:: Aim of the exercise ::
Track down each line below containing the string "legend" and copy it.

:: Dataset excerpts ::
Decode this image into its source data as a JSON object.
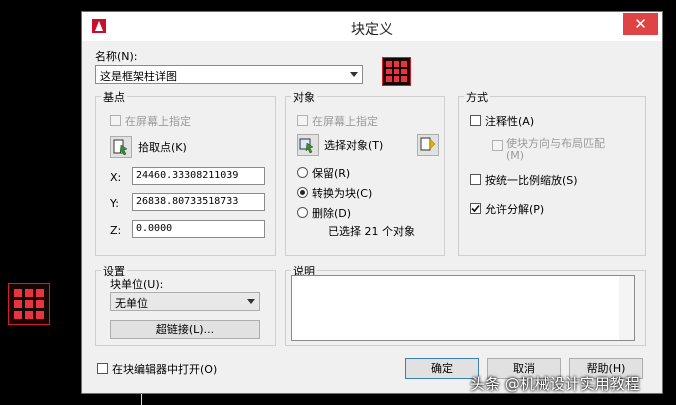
{
  "dialog": {
    "title": "块定义",
    "close": "✕",
    "name_label": "名称(N):",
    "name_value": "这是框架柱详图"
  },
  "base_point": {
    "legend": "基点",
    "specify_on_screen": "在屏幕上指定",
    "pick_point": "拾取点(K)",
    "x_label": "X:",
    "x_value": "24460.33308211039",
    "y_label": "Y:",
    "y_value": "26838.80733518733",
    "z_label": "Z:",
    "z_value": "0.0000"
  },
  "objects": {
    "legend": "对象",
    "specify_on_screen": "在屏幕上指定",
    "select_objects": "选择对象(T)",
    "retain": "保留(R)",
    "convert_to_block": "转换为块(C)",
    "delete": "删除(D)",
    "selected_count": "已选择 21 个对象",
    "selected_option": "convert_to_block"
  },
  "behavior": {
    "legend": "方式",
    "annotative": "注释性(A)",
    "match_orientation": "使块方向与布局匹配(M)",
    "scale_uniformly": "按统一比例缩放(S)",
    "allow_exploding": "允许分解(P)",
    "annotative_checked": false,
    "scale_uniformly_checked": false,
    "allow_exploding_checked": true
  },
  "settings": {
    "legend": "设置",
    "block_unit_label": "块单位(U):",
    "block_unit_value": "无单位",
    "hyperlink": "超链接(L)..."
  },
  "description": {
    "legend": "说明",
    "value": ""
  },
  "footer": {
    "open_in_editor": "在块编辑器中打开(O)",
    "ok": "确定",
    "cancel": "取消",
    "help": "帮助(H)"
  },
  "watermark": "头条 @机械设计实用教程",
  "colors": {
    "accent_red": "#e8353d",
    "close_red": "#e04343",
    "default_border": "#3c7fb1"
  }
}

:: Output for this exercise ::
    "legend": "基点",
    "legend": "对象",
    "legend": "方式",
    "legend": "设置",
    "legend": "说明",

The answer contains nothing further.